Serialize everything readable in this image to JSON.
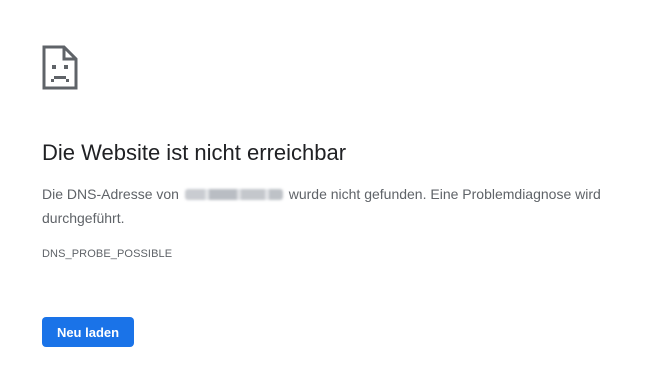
{
  "error_page": {
    "icon": "sad-document-icon",
    "title": "Die Website ist nicht erreichbar",
    "description_prefix": "Die DNS-Adresse von",
    "description_suffix": "wurde nicht gefunden. Eine Problemdiagnose wird durchgeführt.",
    "error_code": "DNS_PROBE_POSSIBLE",
    "reload_button_label": "Neu laden"
  },
  "colors": {
    "accent": "#1a73e8",
    "title_text": "#202124",
    "body_text": "#5f6368",
    "background": "#ffffff"
  }
}
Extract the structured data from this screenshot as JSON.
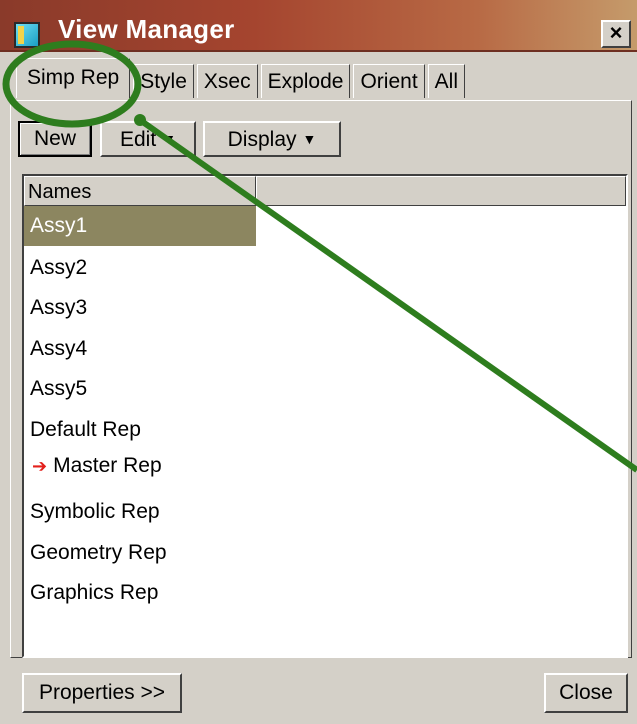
{
  "window": {
    "title": "View Manager",
    "close_glyph": "×"
  },
  "tabs": [
    "Simp Rep",
    "Style",
    "Xsec",
    "Explode",
    "Orient",
    "All"
  ],
  "toolbar": {
    "new_label": "New",
    "edit_label": "Edit",
    "display_label": "Display"
  },
  "list": {
    "columns": [
      "Names",
      ""
    ],
    "rows": [
      "Assy1",
      "Assy2",
      "Assy3",
      "Assy4",
      "Assy5",
      "Default Rep",
      "Master Rep",
      "Symbolic Rep",
      "Geometry Rep",
      "Graphics Rep"
    ],
    "selected_index": 0,
    "active_index": 6
  },
  "footer": {
    "properties_label": "Properties >>",
    "close_label": "Close"
  },
  "colors": {
    "selection": "#8c8660",
    "annotation": "#2e7d1e",
    "active_marker": "#e3201b"
  },
  "icons": {
    "app": "view-manager-icon",
    "active_marker": "red-arrow-icon",
    "dropdown": "caret-down-icon"
  }
}
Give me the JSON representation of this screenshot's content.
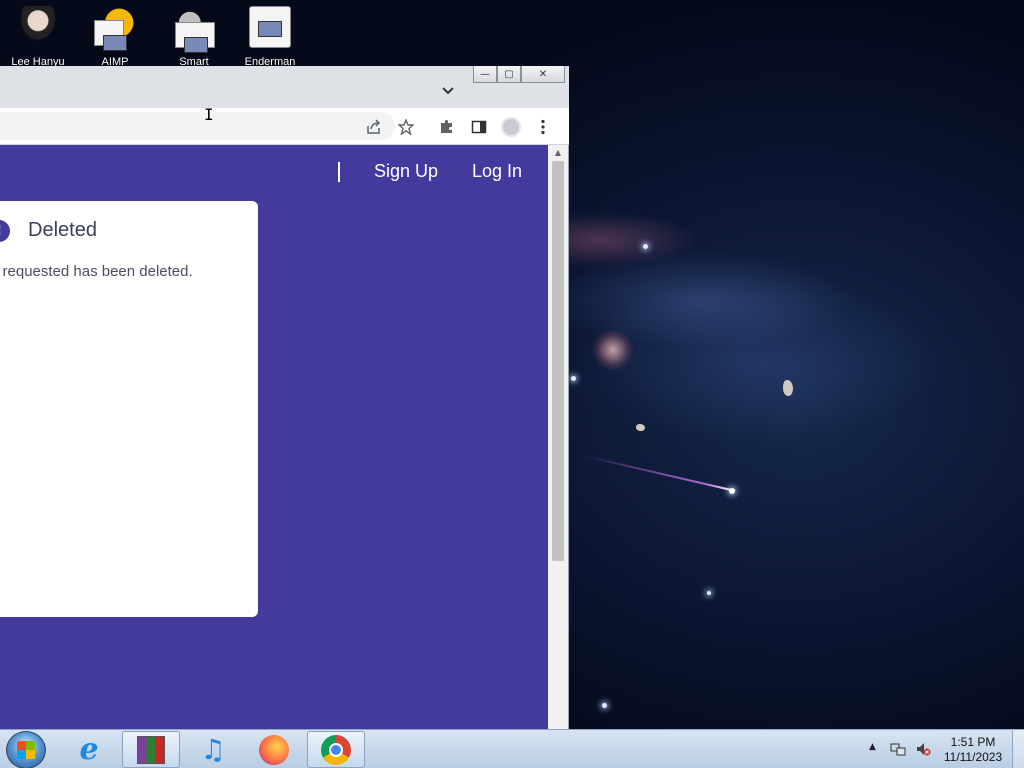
{
  "desktop": {
    "icons": [
      {
        "label": "Lee Hanyu",
        "icon": "person-icon"
      },
      {
        "label": "AIMP",
        "icon": "aimp-icon"
      },
      {
        "label": "Smart",
        "icon": "gear-doc-icon"
      },
      {
        "label": "Enderman",
        "icon": "document-icon"
      }
    ]
  },
  "browser": {
    "window_controls": {
      "minimize": "—",
      "maximize": "▢",
      "close": "✕"
    },
    "tab_dropdown": "⌄",
    "nav": {
      "signup": "Sign Up",
      "login": "Log In"
    },
    "card": {
      "alert_symbol": "!",
      "title": "Deleted",
      "message": "u requested has been deleted."
    },
    "scroll_up": "▲"
  },
  "taskbar": {
    "pinned": [
      "Internet Explorer",
      "WinRAR",
      "iTunes",
      "Firefox",
      "Chrome"
    ],
    "clock": {
      "time": "1:51 PM",
      "date": "11/11/2023"
    },
    "tray_arrow": "▲"
  }
}
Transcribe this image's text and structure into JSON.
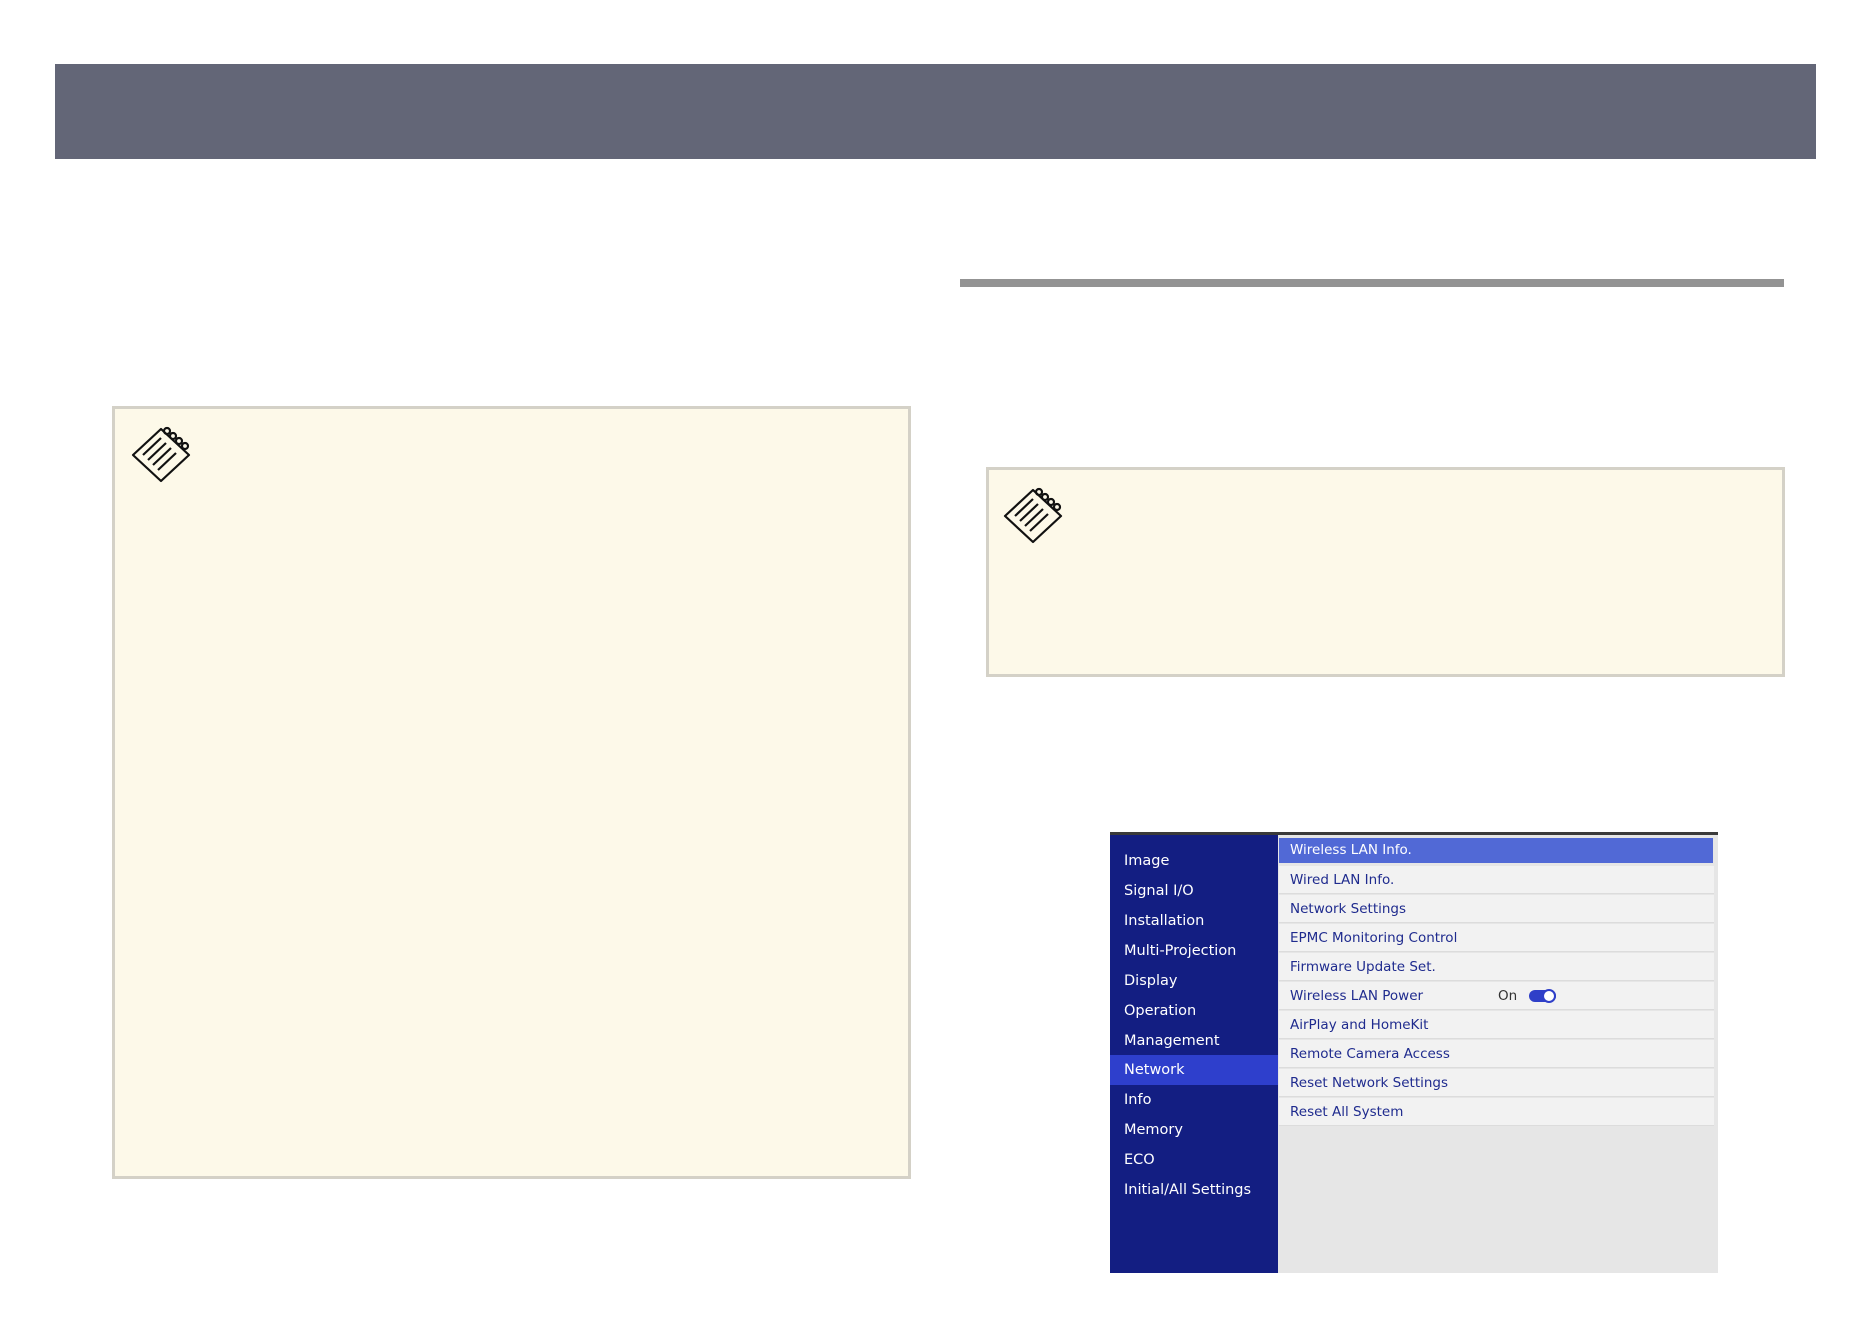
{
  "header": {
    "color": "#636677"
  },
  "notes": [
    {
      "icon": "note-pad-icon"
    },
    {
      "icon": "note-pad-icon"
    }
  ],
  "menu": {
    "side_items": [
      {
        "label": "Image"
      },
      {
        "label": "Signal I/O"
      },
      {
        "label": "Installation"
      },
      {
        "label": "Multi-Projection"
      },
      {
        "label": "Display"
      },
      {
        "label": "Operation"
      },
      {
        "label": "Management"
      },
      {
        "label": "Network"
      },
      {
        "label": "Info"
      },
      {
        "label": "Memory"
      },
      {
        "label": "ECO"
      },
      {
        "label": "Initial/All Settings"
      }
    ],
    "active_side": "Network",
    "right_items": [
      {
        "label": "Wireless LAN Info."
      },
      {
        "label": "Wired LAN Info."
      },
      {
        "label": "Network Settings"
      },
      {
        "label": "EPMC Monitoring Control"
      },
      {
        "label": "Firmware Update Set."
      },
      {
        "label": "Wireless LAN Power",
        "value": "On"
      },
      {
        "label": "AirPlay and HomeKit"
      },
      {
        "label": "Remote Camera Access"
      },
      {
        "label": "Reset Network Settings"
      },
      {
        "label": "Reset All System"
      }
    ],
    "selected_right": "Wireless LAN Info.",
    "wireless_toggle_on": true,
    "colors": {
      "sidebar": "#131e82",
      "sidebar_active": "#2e3fcc",
      "selected_item": "#5169d6",
      "item_text": "#1f2b8e"
    }
  }
}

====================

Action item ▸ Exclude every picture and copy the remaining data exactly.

Written solution ▸
Serialize everything readable in this image to JSON.
{
  "error_page": {
    "icon": "sad-document-icon",
    "title": "Die Website ist nicht erreichbar",
    "description_prefix": "Die DNS-Adresse von",
    "description_suffix": "wurde nicht gefunden. Eine Problemdiagnose wird durchgeführt.",
    "error_code": "DNS_PROBE_POSSIBLE",
    "reload_button_label": "Neu laden"
  },
  "colors": {
    "accent": "#1a73e8",
    "title_text": "#202124",
    "body_text": "#5f6368",
    "background": "#ffffff"
  }
}
Extract the structured data from this screenshot as JSON.
{
  "window": {
    "title": "View Manager",
    "close_glyph": "×"
  },
  "tabs": [
    "Simp Rep",
    "Style",
    "Xsec",
    "Explode",
    "Orient",
    "All"
  ],
  "toolbar": {
    "new_label": "New",
    "edit_label": "Edit",
    "display_label": "Display"
  },
  "list": {
    "columns": [
      "Names",
      ""
    ],
    "rows": [
      "Assy1",
      "Assy2",
      "Assy3",
      "Assy4",
      "Assy5",
      "Default Rep",
      "Master Rep",
      "Symbolic Rep",
      "Geometry Rep",
      "Graphics Rep"
    ],
    "selected_index": 0,
    "active_index": 6
  },
  "footer": {
    "properties_label": "Properties >>",
    "close_label": "Close"
  },
  "colors": {
    "selection": "#8c8660",
    "annotation": "#2e7d1e",
    "active_marker": "#e3201b"
  },
  "icons": {
    "app": "view-manager-icon",
    "active_marker": "red-arrow-icon",
    "dropdown": "caret-down-icon"
  }
}
Give me the JSON representation of this screenshot's content.
{
  "desktop": {
    "icons": [
      {
        "label": "Lee Hanyu",
        "icon": "person-icon"
      },
      {
        "label": "AIMP",
        "icon": "aimp-icon"
      },
      {
        "label": "Smart",
        "icon": "gear-doc-icon"
      },
      {
        "label": "Enderman",
        "icon": "document-icon"
      }
    ]
  },
  "browser": {
    "window_controls": {
      "minimize": "—",
      "maximize": "▢",
      "close": "✕"
    },
    "tab_dropdown": "⌄",
    "nav": {
      "signup": "Sign Up",
      "login": "Log In"
    },
    "card": {
      "alert_symbol": "!",
      "title": "Deleted",
      "message": "u requested has been deleted."
    },
    "scroll_up": "▲"
  },
  "taskbar": {
    "pinned": [
      "Internet Explorer",
      "WinRAR",
      "iTunes",
      "Firefox",
      "Chrome"
    ],
    "clock": {
      "time": "1:51 PM",
      "date": "11/11/2023"
    },
    "tray_arrow": "▲"
  }
}
Transcribe this image's text and structure into JSON.
{
  "header": {
    "color": "#636677"
  },
  "notes": [
    {
      "icon": "note-pad-icon"
    },
    {
      "icon": "note-pad-icon"
    }
  ],
  "menu": {
    "side_items": [
      {
        "label": "Image"
      },
      {
        "label": "Signal I/O"
      },
      {
        "label": "Installation"
      },
      {
        "label": "Multi-Projection"
      },
      {
        "label": "Display"
      },
      {
        "label": "Operation"
      },
      {
        "label": "Management"
      },
      {
        "label": "Network"
      },
      {
        "label": "Info"
      },
      {
        "label": "Memory"
      },
      {
        "label": "ECO"
      },
      {
        "label": "Initial/All Settings"
      }
    ],
    "active_side": "Network",
    "right_items": [
      {
        "label": "Wireless LAN Info."
      },
      {
        "label": "Wired LAN Info."
      },
      {
        "label": "Network Settings"
      },
      {
        "label": "EPMC Monitoring Control"
      },
      {
        "label": "Firmware Update Set."
      },
      {
        "label": "Wireless LAN Power",
        "value": "On"
      },
      {
        "label": "AirPlay and HomeKit"
      },
      {
        "label": "Remote Camera Access"
      },
      {
        "label": "Reset Network Settings"
      },
      {
        "label": "Reset All System"
      }
    ],
    "selected_right": "Wireless LAN Info.",
    "wireless_toggle_on": true,
    "colors": {
      "sidebar": "#131e82",
      "sidebar_active": "#2e3fcc",
      "selected_item": "#5169d6",
      "item_text": "#1f2b8e"
    }
  }
}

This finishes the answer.